#3 Support globally distributed teams

Within an organisation, there are often multiple satellite offices and remote employees that connect to a central headquarters. And because the teams and employees are remote, many organisations use cloud resources and applications to connect teams. Since these resources are outside the traditional network, traditional security tools and processes are not very effective. Some companies force remote workers and locations to reach resources using a VPN or virtual desktop infrastructure.

However, these options often prove inefficient and burdensome. Again, Zero Trust does not require users to connect to the corporate network before accessing resources. Understanding the identity of the user is needed to make sure any access is secure and appropriate.
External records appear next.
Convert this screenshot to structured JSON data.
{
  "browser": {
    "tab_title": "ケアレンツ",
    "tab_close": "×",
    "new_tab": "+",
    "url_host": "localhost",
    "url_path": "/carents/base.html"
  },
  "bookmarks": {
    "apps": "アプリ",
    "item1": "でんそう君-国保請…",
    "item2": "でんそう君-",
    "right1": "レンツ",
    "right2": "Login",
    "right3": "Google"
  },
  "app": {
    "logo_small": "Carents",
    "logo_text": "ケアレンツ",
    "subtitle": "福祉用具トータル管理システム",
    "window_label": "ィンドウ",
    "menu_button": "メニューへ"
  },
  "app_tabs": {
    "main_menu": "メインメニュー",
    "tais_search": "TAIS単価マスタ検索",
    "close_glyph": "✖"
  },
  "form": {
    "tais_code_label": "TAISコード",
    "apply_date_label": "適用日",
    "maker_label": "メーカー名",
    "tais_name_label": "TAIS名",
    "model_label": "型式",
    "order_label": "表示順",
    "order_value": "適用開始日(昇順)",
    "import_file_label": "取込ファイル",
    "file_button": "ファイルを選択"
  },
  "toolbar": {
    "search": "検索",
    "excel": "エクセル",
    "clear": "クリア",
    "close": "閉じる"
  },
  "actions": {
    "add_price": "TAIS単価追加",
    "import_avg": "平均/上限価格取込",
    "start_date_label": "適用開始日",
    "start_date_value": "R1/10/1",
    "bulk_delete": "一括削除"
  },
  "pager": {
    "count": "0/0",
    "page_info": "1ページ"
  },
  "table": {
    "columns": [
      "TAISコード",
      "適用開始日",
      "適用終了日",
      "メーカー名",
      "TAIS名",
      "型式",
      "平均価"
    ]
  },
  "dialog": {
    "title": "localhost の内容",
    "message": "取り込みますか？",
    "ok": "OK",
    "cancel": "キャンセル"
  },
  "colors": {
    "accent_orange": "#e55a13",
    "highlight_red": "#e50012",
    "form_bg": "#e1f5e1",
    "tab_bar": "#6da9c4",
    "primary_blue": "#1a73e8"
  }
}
#4 Accessing OT management or control stations from the IT environment

Operational Technology (OT) environments operate management stations controlling multiple industrial devices, Programmable Logic Controllers (PLCs) etc. These OT environments have a high demand for real-time operation, which can stand in the way of a decent security design. Therefore an almost physical split between OT and IT networks was the common practice. Resulting from this design the challenges include:

  • Lack of security awareness among OT staff.
  • Lack of visibility into all of the OT systems.
  • Shared network infrastructure within the manufacturing floor between systems.
  • Inability to address security issues by patching the OT systems.
  • Increased attack surface with the increase in OT/IT convergence.

The resulting structure is primarily a strict separation between OT and the IT environment. Port-based bridges (firewalls) are introduced to enable access to this environment, with all the additional monitoring required for this approach. 

Zero Trust will enable you to allow the securely verified user to set up a connection to these OT management stations. All other connections are no longer needed or allowed, resulting in far less time spent monitoring these sessions.


#5 Secure Traditional Windows Applications 

Traditional applications may not be designed for external access. Such an application typically: 

o Relies heavily on Microsoft Active Directory

o Might use proprietary communication methods

o Often requires a Windows machine to run the end-user-facing client software

These traditional applications are often business-critical, and there is no upgrade path to modern architecture. Using Zero Trust offers a path to access, without compromising security.

Introducing G/On: A Non-Intrusive Approach to Zero Trust Adoption 

G/On is a scalable, Zero Trust solution that connects all your users to internal and on-premise resources — regardless of device or location. Decrease your attack surface, enhance security and reduce complexity. Stop managing devices and empower IT to focus on business process innovation, not threat mitigation. It’s simplicity without compromise.

There are three core pillars to G/On: software-defined perimeter (SDP), Zero Trust and non-intrusive. SDP network resources are made inaccessible by default and makes the application infrastructure invisible from the internet. ZeroTrust means it applies the principle of least privilege to the network (need-to-know), reducing the attack surface while also increasing IT's visibility into user activity and applications. And non-intrusive ensures it promotes data protection and prevents access to personal data on devices. 

G/On is about securely enabling applications on unmanaged remote devices to access company internal applications and services. The G/On security model builds on the assumption: "The enemy knows the system" and assumes that the enemy will use targeted attacks. With G/On, the central services that must be protected are inside a security perimeter, and the only way to access the services is through one of the G/On gateways. Whereas the G/On gateway will only present the allowed applications to the verified user with a per user dynamically generated menu.

Want to find out more about Zero Trust security? Download your copy of How G/On provides a giant leap into the Zero Trust era



Roel Schuitman

Subscribe Here!